BEGIN
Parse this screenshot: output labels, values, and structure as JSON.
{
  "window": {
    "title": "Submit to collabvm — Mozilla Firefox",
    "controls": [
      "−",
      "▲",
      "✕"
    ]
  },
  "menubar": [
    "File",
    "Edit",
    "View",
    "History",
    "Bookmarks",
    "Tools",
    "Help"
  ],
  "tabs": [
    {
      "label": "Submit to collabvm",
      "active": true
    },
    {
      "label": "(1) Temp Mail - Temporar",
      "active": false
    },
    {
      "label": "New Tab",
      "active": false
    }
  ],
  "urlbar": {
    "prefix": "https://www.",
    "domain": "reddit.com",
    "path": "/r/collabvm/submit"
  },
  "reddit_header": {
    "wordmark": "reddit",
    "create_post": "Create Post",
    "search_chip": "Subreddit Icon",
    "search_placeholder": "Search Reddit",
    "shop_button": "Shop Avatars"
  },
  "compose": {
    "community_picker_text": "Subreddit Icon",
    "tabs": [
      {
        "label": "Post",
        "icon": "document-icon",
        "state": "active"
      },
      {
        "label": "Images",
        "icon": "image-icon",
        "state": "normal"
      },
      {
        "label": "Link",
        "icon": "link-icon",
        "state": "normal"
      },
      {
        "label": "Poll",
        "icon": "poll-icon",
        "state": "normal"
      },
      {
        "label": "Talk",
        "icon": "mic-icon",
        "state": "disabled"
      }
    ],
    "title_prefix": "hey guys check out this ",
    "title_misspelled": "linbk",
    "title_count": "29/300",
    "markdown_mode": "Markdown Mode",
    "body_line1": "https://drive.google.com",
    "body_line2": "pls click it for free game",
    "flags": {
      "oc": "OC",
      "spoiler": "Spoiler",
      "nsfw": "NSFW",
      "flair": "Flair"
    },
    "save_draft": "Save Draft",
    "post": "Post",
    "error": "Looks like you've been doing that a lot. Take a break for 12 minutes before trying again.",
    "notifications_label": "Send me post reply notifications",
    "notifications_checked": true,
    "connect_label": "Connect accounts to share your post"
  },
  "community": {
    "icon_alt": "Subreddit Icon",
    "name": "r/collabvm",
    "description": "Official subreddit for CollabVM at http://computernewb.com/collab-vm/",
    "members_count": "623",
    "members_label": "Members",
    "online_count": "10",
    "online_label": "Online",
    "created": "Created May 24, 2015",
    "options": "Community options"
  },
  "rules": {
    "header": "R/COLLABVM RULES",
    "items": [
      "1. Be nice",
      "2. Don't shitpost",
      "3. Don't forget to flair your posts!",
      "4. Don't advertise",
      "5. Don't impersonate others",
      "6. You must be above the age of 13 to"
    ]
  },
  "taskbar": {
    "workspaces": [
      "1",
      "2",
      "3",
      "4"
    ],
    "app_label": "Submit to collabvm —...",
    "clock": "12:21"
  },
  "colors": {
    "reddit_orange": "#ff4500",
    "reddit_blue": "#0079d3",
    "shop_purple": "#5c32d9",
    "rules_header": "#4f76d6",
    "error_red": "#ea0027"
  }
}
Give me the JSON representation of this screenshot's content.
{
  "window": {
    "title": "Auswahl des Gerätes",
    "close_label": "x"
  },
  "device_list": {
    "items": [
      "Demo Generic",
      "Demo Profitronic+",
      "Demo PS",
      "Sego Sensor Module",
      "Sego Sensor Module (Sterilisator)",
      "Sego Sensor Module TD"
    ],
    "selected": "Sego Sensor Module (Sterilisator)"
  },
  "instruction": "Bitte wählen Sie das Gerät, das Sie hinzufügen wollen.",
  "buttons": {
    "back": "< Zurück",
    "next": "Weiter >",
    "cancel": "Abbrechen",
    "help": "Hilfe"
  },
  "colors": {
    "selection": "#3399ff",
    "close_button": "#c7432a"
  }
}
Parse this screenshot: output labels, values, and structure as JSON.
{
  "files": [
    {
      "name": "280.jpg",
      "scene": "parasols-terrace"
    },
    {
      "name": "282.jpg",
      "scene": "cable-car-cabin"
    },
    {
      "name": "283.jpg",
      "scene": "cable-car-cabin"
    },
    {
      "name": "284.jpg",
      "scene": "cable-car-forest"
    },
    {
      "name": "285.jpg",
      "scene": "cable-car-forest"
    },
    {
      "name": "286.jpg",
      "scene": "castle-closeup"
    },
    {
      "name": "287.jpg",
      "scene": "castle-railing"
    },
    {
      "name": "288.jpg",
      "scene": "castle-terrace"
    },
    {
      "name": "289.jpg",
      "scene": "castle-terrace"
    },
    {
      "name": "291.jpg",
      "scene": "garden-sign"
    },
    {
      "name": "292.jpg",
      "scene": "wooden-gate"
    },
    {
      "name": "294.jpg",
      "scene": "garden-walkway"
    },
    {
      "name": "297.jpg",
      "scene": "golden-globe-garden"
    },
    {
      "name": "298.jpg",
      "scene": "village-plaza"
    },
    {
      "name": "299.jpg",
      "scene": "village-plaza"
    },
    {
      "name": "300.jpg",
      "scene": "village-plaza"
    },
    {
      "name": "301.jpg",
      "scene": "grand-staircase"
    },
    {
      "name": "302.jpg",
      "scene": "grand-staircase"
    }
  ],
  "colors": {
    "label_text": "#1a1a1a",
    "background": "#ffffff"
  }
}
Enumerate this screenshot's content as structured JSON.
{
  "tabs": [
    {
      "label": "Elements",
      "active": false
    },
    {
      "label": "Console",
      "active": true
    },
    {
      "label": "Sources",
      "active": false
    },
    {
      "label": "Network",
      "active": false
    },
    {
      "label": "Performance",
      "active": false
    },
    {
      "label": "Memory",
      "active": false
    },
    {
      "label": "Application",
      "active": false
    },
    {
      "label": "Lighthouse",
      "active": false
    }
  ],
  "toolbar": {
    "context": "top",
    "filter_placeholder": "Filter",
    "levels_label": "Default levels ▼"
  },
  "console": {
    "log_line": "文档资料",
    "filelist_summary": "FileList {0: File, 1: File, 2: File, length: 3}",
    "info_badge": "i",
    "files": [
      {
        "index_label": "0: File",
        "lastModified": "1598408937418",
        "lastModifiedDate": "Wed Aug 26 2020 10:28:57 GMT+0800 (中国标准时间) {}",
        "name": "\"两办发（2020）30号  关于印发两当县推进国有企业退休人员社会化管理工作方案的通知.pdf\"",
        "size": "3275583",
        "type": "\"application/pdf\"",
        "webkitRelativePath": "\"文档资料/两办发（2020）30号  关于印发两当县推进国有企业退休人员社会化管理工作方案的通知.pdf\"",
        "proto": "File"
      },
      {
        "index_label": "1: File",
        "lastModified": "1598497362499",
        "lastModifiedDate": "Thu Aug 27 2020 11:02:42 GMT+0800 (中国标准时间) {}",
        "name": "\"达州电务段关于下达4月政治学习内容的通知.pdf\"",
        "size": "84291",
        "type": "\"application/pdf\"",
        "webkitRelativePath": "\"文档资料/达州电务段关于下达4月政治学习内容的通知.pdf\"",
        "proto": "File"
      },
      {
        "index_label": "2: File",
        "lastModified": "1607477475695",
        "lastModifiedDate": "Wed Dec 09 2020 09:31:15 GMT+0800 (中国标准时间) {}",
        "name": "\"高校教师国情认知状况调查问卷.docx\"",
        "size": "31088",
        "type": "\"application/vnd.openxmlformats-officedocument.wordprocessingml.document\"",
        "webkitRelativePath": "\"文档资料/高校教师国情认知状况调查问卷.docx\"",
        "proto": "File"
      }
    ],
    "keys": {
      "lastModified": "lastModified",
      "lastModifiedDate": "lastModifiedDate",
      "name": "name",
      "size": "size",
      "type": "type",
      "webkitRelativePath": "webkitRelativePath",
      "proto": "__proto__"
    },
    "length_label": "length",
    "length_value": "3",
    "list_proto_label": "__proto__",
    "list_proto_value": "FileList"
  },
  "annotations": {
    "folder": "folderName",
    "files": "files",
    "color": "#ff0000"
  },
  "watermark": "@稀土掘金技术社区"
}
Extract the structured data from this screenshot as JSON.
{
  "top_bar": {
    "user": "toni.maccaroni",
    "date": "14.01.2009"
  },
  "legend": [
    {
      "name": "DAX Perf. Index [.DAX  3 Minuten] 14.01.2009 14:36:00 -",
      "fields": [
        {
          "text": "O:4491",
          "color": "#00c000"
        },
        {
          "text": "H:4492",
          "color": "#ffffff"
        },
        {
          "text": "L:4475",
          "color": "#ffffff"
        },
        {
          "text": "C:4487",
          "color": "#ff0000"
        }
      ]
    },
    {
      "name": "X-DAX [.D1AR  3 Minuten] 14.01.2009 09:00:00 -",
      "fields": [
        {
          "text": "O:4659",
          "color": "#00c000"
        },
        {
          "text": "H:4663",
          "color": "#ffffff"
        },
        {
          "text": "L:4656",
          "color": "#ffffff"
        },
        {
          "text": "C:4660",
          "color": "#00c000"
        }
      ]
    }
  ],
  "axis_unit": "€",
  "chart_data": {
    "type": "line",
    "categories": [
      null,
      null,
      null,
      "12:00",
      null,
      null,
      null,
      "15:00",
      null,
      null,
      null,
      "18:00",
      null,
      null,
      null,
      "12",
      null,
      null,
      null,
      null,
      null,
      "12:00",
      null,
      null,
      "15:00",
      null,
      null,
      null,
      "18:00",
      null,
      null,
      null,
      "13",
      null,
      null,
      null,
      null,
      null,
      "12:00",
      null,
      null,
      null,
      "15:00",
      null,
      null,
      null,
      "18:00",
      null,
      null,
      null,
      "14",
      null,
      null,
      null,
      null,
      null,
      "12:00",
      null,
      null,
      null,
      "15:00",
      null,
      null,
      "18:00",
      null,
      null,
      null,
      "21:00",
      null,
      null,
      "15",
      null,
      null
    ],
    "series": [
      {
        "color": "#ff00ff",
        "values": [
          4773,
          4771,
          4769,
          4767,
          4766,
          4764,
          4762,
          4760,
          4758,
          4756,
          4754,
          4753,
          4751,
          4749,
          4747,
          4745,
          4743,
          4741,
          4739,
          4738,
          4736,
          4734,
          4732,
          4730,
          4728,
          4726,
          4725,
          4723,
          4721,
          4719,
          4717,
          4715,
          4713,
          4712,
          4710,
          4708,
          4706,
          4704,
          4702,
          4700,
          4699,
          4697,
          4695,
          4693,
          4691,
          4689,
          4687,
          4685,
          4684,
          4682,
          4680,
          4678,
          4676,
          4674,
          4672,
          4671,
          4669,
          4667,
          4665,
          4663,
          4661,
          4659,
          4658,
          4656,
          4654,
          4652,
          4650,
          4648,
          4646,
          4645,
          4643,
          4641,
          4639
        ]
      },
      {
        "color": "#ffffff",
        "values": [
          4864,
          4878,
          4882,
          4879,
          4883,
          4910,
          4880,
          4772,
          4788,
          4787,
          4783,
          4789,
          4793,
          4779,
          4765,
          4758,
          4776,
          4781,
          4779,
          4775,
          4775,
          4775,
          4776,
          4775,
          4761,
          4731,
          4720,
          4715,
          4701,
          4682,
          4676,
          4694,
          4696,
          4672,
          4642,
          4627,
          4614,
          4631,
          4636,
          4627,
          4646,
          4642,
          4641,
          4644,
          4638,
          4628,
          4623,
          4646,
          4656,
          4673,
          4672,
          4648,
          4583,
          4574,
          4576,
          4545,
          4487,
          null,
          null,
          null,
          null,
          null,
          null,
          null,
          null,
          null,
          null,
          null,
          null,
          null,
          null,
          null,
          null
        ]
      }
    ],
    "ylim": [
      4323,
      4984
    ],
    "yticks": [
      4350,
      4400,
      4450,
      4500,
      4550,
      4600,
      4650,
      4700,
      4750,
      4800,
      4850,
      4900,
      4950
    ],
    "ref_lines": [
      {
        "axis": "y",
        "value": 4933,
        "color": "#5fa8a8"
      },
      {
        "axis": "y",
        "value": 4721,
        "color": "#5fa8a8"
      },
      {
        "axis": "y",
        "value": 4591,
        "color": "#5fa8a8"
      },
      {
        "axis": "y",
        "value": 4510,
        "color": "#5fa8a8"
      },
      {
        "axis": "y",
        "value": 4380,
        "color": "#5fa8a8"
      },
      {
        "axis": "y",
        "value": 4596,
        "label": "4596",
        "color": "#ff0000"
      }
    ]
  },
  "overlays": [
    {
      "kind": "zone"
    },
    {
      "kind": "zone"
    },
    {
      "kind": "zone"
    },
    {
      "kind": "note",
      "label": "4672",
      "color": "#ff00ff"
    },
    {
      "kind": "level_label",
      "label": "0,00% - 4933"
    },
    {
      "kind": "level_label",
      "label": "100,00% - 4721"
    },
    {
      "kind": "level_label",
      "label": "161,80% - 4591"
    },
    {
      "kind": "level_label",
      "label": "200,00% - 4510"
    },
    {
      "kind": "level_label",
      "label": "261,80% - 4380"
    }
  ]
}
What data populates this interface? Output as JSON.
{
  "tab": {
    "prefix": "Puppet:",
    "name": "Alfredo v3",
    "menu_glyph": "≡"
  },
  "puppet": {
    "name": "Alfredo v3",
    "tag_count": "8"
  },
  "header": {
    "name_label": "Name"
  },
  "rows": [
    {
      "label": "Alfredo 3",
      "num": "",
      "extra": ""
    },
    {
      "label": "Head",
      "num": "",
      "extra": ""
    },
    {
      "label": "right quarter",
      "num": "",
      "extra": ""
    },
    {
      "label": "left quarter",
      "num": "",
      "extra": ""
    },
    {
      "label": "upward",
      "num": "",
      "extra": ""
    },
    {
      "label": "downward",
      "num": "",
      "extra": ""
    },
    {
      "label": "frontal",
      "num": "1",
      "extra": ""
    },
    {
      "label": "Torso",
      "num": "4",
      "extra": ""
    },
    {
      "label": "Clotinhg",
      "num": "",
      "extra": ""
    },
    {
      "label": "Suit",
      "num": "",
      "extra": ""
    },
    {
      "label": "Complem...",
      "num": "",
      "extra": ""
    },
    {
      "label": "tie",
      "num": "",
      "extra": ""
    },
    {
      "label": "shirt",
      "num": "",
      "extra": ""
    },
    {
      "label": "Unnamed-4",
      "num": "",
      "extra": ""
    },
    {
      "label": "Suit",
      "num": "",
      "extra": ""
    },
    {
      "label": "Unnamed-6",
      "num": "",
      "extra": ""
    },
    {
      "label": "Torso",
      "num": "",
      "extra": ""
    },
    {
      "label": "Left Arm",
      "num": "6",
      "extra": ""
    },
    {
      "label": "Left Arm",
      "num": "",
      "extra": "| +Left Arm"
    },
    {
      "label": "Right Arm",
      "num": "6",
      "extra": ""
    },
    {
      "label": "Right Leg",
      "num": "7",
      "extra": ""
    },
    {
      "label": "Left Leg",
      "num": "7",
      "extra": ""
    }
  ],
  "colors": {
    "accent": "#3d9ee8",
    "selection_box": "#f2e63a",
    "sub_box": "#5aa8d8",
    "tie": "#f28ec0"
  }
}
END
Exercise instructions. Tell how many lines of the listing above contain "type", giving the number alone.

Task response. 5